  21. I blame media,30 years of every father on tv being a hapless nitwit who would be to stupid to stay alive if not for his wife .usualy a nitwit aswell ,but better than her husband (to be fair its just a flip from the way it was before but still)


  22. Heather Tomasello

    AMEN! laundry/dishes/childcare doesn’t make a man a SuperDad. it just makes him a dad. being pelted by gamma radiation makes him SuperDad!


  23. After reading one of the “angry lady” posts, I see the point of both her’s and this one.

    Is he the most amazing person because he does what a dad (parent) is supposed to anyway? No. But can we say thank you and call him “super” because he is (didn’t you marry & have babies with him?)? Yes.

    There’s no right or wrong way to say thanks or imply your other half is great.

    The only bad thing is to not show appreciation at all. Only THEN do you have a problem.

    And, of course, if you have to go the other way and he says you’re a bad mother (who?) or you say he’s a bad dad (what?).


  24. Thank you for broaching this subject and for being so eloquent and fair in your approach.


  25. I call my Ogre a Superman. But we’re comic book nerds. ^.^


  26. I must say I have never posted on a blog before, but this particular post piqued my interest so that I felt compelled to write something.
    First of all, I recognize the need to vent. Blogging is a great way to do it, and you often find support and others in your situation. Technology is always amazing me. How problems like these are shared between cultures all over the world, and without this kind of access people can feel alone and progress will be insanely slow.
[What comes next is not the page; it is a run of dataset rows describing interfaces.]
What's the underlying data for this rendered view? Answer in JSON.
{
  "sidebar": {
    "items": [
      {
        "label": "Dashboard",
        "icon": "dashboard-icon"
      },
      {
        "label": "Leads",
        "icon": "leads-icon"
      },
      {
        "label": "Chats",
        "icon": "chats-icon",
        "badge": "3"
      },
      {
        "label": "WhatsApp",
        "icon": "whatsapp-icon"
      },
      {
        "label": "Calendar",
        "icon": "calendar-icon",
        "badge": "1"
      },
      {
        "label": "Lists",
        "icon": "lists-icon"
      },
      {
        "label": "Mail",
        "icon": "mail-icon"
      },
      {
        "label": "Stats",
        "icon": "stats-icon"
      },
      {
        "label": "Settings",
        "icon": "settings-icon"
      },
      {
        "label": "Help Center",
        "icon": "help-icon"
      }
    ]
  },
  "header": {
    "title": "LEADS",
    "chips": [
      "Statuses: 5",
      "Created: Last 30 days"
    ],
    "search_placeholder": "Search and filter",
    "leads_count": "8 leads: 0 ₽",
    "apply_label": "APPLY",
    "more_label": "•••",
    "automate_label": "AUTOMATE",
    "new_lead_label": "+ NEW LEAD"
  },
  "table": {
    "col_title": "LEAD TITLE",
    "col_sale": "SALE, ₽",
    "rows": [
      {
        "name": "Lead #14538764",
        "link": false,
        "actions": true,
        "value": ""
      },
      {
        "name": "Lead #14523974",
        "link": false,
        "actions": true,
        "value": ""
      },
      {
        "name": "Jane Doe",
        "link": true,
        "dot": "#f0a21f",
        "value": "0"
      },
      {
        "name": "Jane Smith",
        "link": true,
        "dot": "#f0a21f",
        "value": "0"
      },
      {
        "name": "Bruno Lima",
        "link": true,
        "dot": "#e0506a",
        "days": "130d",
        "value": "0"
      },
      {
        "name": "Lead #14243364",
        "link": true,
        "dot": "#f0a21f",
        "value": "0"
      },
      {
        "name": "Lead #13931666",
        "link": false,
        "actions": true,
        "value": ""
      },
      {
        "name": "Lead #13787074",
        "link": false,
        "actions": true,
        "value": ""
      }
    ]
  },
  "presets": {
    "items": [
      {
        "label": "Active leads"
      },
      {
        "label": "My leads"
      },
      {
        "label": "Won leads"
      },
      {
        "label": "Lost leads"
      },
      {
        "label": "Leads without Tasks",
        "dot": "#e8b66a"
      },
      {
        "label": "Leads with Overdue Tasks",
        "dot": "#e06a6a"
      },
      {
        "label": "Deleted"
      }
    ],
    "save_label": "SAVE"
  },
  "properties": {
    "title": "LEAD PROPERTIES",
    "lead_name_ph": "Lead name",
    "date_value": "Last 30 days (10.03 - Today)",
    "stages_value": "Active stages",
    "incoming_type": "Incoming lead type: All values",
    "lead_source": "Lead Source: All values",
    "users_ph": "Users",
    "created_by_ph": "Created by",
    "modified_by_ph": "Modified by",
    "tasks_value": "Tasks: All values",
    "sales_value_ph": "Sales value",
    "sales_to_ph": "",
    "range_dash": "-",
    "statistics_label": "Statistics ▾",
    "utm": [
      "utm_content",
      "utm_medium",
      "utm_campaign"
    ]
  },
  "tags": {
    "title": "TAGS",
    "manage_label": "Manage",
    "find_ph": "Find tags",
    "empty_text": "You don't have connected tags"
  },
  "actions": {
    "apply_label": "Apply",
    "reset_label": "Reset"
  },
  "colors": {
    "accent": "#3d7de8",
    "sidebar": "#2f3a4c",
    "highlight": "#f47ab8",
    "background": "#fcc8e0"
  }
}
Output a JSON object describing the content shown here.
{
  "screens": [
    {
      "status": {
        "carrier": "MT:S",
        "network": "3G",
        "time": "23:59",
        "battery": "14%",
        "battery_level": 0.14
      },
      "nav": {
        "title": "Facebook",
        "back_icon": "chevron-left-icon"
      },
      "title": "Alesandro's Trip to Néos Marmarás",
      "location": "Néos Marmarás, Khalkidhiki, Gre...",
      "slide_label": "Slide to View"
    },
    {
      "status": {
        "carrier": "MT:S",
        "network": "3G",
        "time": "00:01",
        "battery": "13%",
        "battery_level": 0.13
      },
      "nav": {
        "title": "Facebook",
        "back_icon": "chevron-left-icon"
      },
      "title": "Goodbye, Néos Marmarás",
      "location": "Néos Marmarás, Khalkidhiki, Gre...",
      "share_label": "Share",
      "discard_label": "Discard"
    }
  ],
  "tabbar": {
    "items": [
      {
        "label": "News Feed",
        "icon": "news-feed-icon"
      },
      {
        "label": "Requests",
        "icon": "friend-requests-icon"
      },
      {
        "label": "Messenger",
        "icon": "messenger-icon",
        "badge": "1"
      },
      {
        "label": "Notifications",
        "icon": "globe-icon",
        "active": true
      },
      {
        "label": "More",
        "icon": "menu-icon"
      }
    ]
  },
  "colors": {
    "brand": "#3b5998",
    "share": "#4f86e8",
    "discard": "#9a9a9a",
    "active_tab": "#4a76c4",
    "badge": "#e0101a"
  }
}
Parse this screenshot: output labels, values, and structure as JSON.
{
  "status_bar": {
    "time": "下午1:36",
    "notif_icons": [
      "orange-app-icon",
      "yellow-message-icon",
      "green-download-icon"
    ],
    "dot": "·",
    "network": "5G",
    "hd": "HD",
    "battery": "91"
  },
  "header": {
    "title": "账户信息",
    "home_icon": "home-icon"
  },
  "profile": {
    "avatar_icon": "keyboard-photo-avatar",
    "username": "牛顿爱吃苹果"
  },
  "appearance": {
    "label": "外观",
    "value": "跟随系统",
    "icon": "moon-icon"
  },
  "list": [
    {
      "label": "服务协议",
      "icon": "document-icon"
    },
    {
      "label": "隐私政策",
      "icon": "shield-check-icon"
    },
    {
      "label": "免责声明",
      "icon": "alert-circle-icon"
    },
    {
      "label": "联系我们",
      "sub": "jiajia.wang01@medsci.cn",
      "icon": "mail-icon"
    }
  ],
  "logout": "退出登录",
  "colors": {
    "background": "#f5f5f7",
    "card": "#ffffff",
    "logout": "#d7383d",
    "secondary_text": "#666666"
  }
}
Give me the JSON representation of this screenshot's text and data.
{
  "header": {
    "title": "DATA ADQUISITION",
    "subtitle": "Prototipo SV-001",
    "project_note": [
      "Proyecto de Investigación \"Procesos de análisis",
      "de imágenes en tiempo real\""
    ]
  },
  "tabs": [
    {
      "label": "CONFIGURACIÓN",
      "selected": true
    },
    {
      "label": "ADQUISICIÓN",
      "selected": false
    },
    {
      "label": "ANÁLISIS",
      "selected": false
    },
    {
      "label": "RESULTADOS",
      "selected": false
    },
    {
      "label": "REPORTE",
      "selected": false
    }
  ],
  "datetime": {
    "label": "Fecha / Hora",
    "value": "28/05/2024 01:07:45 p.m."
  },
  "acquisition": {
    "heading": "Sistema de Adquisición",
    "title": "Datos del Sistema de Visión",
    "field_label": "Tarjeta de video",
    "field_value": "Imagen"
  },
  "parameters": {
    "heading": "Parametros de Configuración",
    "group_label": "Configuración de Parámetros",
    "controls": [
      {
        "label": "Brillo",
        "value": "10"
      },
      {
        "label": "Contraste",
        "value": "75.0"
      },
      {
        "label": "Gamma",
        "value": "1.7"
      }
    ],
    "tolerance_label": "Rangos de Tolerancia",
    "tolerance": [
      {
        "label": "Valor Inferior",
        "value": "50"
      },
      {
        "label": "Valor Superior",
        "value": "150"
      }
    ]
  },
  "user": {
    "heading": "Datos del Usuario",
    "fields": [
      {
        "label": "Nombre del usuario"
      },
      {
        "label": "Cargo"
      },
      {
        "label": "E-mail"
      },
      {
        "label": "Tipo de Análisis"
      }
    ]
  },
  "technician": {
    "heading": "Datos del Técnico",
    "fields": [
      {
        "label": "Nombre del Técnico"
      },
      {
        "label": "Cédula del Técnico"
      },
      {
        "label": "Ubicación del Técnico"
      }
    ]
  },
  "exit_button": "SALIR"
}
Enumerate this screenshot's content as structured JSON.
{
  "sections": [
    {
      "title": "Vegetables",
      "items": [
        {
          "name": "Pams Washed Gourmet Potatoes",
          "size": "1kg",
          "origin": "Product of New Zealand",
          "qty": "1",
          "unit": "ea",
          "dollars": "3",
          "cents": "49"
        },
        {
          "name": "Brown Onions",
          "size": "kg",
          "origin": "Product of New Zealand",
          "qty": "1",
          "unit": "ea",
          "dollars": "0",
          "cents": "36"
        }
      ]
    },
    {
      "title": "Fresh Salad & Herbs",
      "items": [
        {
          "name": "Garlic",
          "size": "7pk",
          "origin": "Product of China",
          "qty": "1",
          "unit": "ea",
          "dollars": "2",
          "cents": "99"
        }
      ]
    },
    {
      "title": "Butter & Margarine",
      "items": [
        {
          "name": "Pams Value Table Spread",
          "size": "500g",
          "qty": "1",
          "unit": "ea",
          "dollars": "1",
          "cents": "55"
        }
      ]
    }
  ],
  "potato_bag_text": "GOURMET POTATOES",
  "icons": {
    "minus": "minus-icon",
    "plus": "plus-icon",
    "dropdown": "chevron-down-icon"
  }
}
If this particular author (or anyone who commented) just needed to feel support ant let off a little steam I don’t want to detract from that.
    On to the issue: I agree that it may seem a little silly to praise someone for doing their job. I’m guessing few of these readers have praised their local stockboy for facing the items in the local market, or a parking enforcer for making sure that we all obey the rules, even if we’re the unfortunate victim of a car seat that steals our change. My question is: why focus on how your husband is not a “superdad” instead of proclaiming yourself as a “supermom?” Or perhaps more satisfactorily, asking your husband to give you a little more credit (because I’m sure you deserve it).
    I really don’t believe it’s your husband’s fault that people call him a superdad. (And moreover why would this be a negative thing?) Sitcoms since the 50s have been portraying dads as working stiffs, buffoons, incompetents and detached fathers. Look at the sitcoms, comics, and movies today; many dads are still portrayed the same way. I think it’s great that they get a little extra praise for making small efforts, but again, that’s not to say that you shouldn’t.
    Finally, I think it is important to note that every partnership is different. Family dynamic, financial issues, childcare, whether one or both parents need to pick up the “second shift” of childcare and housework…the list goes on. Every family is in a different position. However, I do think that it is reasonable to say that if one parent, let’s say the husband, earns the family income, and the other, let’s say the wife, stays at home with the kids, that decision should be made by equal partners. Therefore if the wife is staying at home taking care of the kids and the housework, and the dad steps in to take care of the kids while the mom goes on a trip for the weekend, why should he get to be superdad while she’s gone?
    Let me reiterate that of course if both parents work full-time the responsibilities of the household should be shared equally, and both should receive ample praise for making it through each day. I guarantee that if both partners recognize the other’s hard work, they will be happier in the relationship and more willing to work together.


  27. I so relate. People said the same thing about Ben because of how he was during my pregnancy and with Cora.


  28. The point is if you set the average as “Super”, most men are ok with less than “Super”, and won’t strive to be anything more. Since there are so many men out there that don’t do their fair share, it is refreshing to see those who do.


  29. *shakes head* poor girl.